Researchers from Erasmus School of Health Policy & Management and the Pandemic & Disaster Preparedness Centre publish a knowledge agenda on resilience in healthcare. ‘When we think of resilience in healthcare, we often think of systems and organisations, but ultimately, it is about how people in care can act resiliently.’
The knowledge agenda for research on resilient health systems brings together the key policy and science questions for a resilient Dutch healthcare system. In disasters and pandemics, healthcare institutions are expected to be resilient, but what is actually meant by resilience? And what else do we need to know to make healthcare systems more resilient?
According to researcher Robert Borst, resilient care systems must be designed in such a way that they serve practice and people. This sometimes still receives little attention in research and policy. Borst: ‘When we talk about resilient care systems, we talk about structures, rules and organisations, but rarely about work and people. But in practice, it is people who act resiliently. We need to create systems that are supportive of this.’
Borst worked on the knowledge agenda together with Karin van Vuuren, Bert de Graaff and Roland Bal. They conducted a literature review and analysis of policy documents, among others, related to the COVID-19 pandemic and flooding in Limburg in 2021. They also held qualitative interviews with experts from different fields of Dutch healthcare.
Disasters and crises
The researchers additionally organised a working conference. The emphasis here was to hear not only scientific experts, but also policymakers and people in the field: ‘We had people at the controls at VWS at the time of disasters and crises.
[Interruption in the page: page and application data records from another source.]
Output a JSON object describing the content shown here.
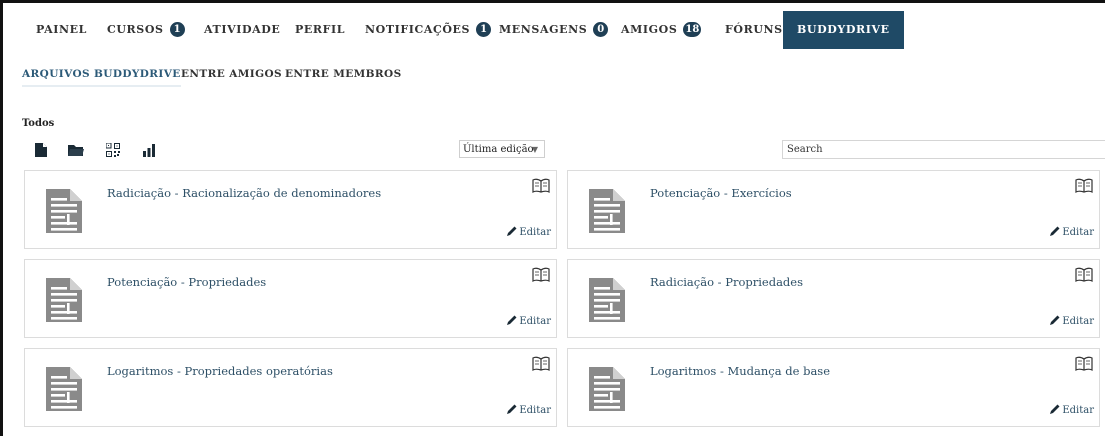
{
  "nav": {
    "items": [
      {
        "label": "PAINEL"
      },
      {
        "label": "CURSOS",
        "badge": "1"
      },
      {
        "label": "ATIVIDADE"
      },
      {
        "label": "PERFIL"
      },
      {
        "label": "NOTIFICAÇÕES",
        "badge": "1"
      },
      {
        "label": "MENSAGENS",
        "badge": "0"
      },
      {
        "label": "AMIGOS",
        "badge": "18"
      },
      {
        "label": "FÓRUNS"
      },
      {
        "label": "BUDDYDRIVE",
        "active": true
      }
    ]
  },
  "subnav": {
    "items": [
      {
        "label": "ARQUIVOS BUDDYDRIVE",
        "active": true
      },
      {
        "label": "ENTRE AMIGOS"
      },
      {
        "label": "ENTRE MEMBROS"
      }
    ]
  },
  "filter": {
    "label": "Todos"
  },
  "toolbar": {
    "icons": [
      "new-file-icon",
      "folder-icon",
      "qr-code-icon",
      "stats-icon"
    ]
  },
  "sort": {
    "selected": "Última edição"
  },
  "search": {
    "placeholder": "Search"
  },
  "files": [
    {
      "title": "Radiciação - Racionalização de denominadores",
      "edit_label": "Editar"
    },
    {
      "title": "Potenciação - Exercícios",
      "edit_label": "Editar"
    },
    {
      "title": "Potenciação - Propriedades",
      "edit_label": "Editar"
    },
    {
      "title": "Radiciação - Propriedades",
      "edit_label": "Editar"
    },
    {
      "title": "Logaritmos - Propriedades operatórias",
      "edit_label": "Editar"
    },
    {
      "title": "Logaritmos - Mudança de base",
      "edit_label": "Editar"
    }
  ],
  "colors": {
    "accent": "#1f4a66",
    "badge": "#1f3f55",
    "link": "#2d4f66",
    "icon": "#888888"
  }
}
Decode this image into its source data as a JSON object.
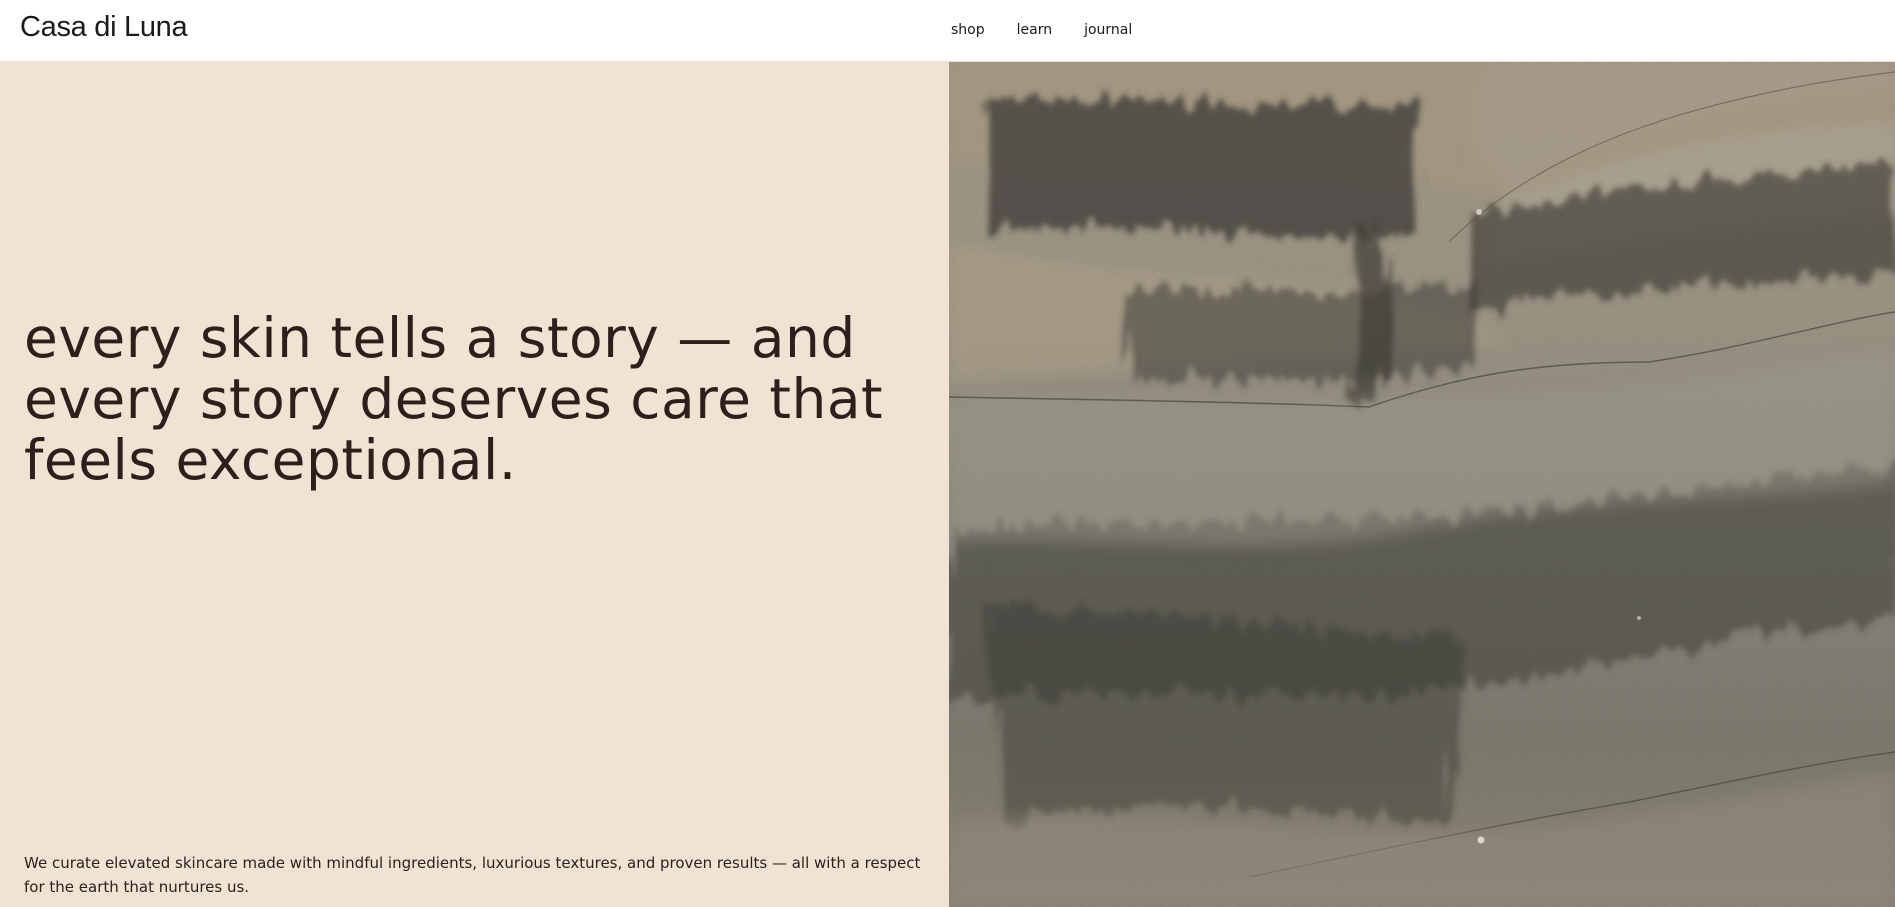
{
  "header": {
    "brand": "Casa di Luna",
    "nav": [
      {
        "label": "shop"
      },
      {
        "label": "learn"
      },
      {
        "label": "journal"
      }
    ]
  },
  "hero": {
    "headline": "every skin tells a story — and every story deserves care that feels exceptional.",
    "intro": "We curate elevated skincare made with mindful ingredients, luxurious textures, and proven results — all with a respect for the earth that nurtures us."
  },
  "colors": {
    "panel_background": "#f1e3d3",
    "headline_text": "#2e1f1d",
    "body_text": "#2a2220"
  }
}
And people on the ground who are actually facing viruses, floods or shortages. Our meeting went through all of the layers.’